All this makes for a long morning of head-scratching. Everyone seems to agree that the racial divisions in this country are a terrible problem, and almost everyone agrees that they need to be handled via subterfuge: The affirmative action camp is for “critical masses” that look like quotas and for “diversity” that may not bring about diversity. The anti-affirmative action camp is for pretending that other remedies work when it’s clear that you can’t fix race problems by ignoring race. These are not really legal questions at heart; they are almost insoluble social and moral ones. Take heart in the fact that the court at least respected us enough today to address them as such.

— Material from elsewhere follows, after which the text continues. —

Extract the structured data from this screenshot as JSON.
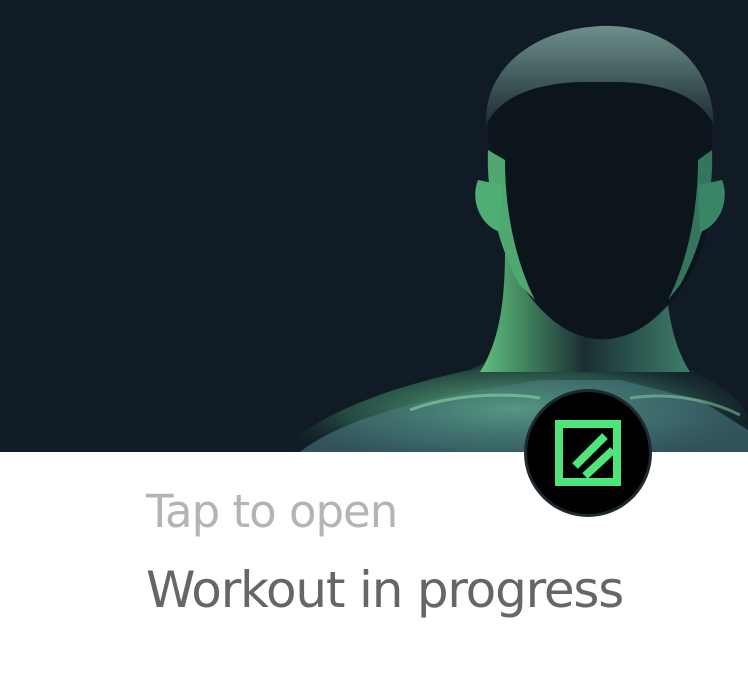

I agree that they are fundamentally social and moral issues. But it is important to realize that does not mean that we cannot deal with them rationally (for some people moral seems to equal irrational). After all, the legal system is, ultimately, a mechanism for maintaining and defining a value system. All this means is that they have to think very hard about what the definition of “equality” is (like they did in Brown v. Board of Education), and not try to reduce the issue to some procedural trick. I hope that they have the courage and foresight to do so, but I am not encouraged by the history of this court.